The Jesus I’ve read about in the Bible cherished children and wanted nothing but happiness for them. My sense is that he would approve of a Santa Claus-based celebration — as long as Mom and Dad made sure they understood as well the real intent of the holiday. He might even approve of Halloween and, oh yes, the Easter Bunny.

I am now open to any comments you might have on this subject.

Feel free to weigh in.


Remembering good old Christmas days

This feeling of reflection is hard to shake this time of year.

Allow me another remembrance I hope resonates with others who come from big, boisterous families.

Christmas often — not every year, mind you — brought the Kanelis side of my family together for Christmas dinner and revelry at my grandparents’ house at 703 N.E. Beech Street in Portland, Ore. It was a wondrous time, made possible by a very matriarchal grandmother who was the glue that held our family together.

She and my grandfather produced seven children. My father was the oldest of their brood. Of those seven kids, five of them produced children of their own. They totaled 12 first cousins. One of my aunts married a man with three children, so we acquired three more cousins via marriage, making 15 all together.

One of my uncles was away most of our time growing up, serving in the Army, where he retired eventually in 1970 as a full-bird colonel. Every so often, he and my aunt would make an appearance at one of these family gatherings.

And on rare occasions, my maternal grandmother — my mother’s mother, my “Yiayia,” about whom I’ve written on this blog — would attend one of these events. Now that was a treat, as she would regale my paternal grandfather with off-color stories and have him and our aunts and uncles in stitches.

My Grandma Kanelis — Katina was her name — was an old-country cook of the first order. She was a Greek immigrant who cooked everything from scratch. Easter dinners always included a lamb, as in the entire animal, butchered and hanging from tenterhooks in the basement. Turkey was the main course at Christmas.

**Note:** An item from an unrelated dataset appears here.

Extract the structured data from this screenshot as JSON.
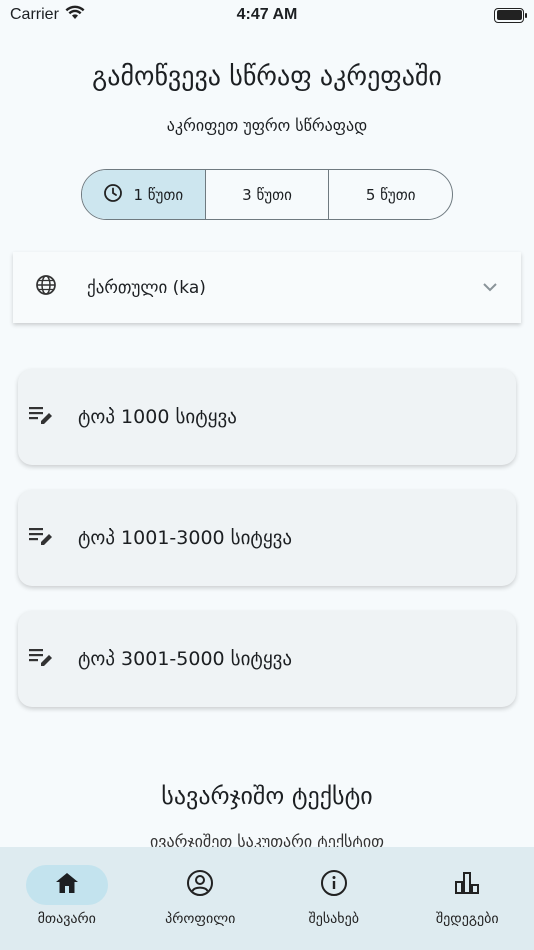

We’d laugh until we hurt. The cousins would run through the house, and around the yard (weather permitting, of course) and we would gather around a very large table in the dining room to enjoy the meal my grandmother had prepared.

My aunts would sing Christmas carols — loudly and mostly pretty well.

We’d all tell other that we needed to do a better job of staying in touch. But as with most large families, sometimes you did and sometimes, well, things got in the way and you wouldn’t see each other until Grandma invited us all over for the next big family gathering.

We didn’t do this every Christmas, but often enough to leave a lasting impression at least on me — and I’ll presume on other members of my family. I know my sisters remember those times.

That all came to an end in September 1968. Grandma suffered a heart attack and was hospitalized. She was set to come home after being treated — and then her heart quit. She was just 72 years of age when she died and as I tell folks today, 72 is “sounding younger all the time.”

The glue had been peeled away.

Ours was like many families that featured strong women. Indeed, my maternal grandmother — who I’ve mentioned already here — also filled that role. She would live another 10 years after Grandma Kanelis died.

Christmas has this way of bringing back memories such as these. I will cherish them forever.

My advice for others who have similar memories is to do the same. Believe me, they’ll make you smile.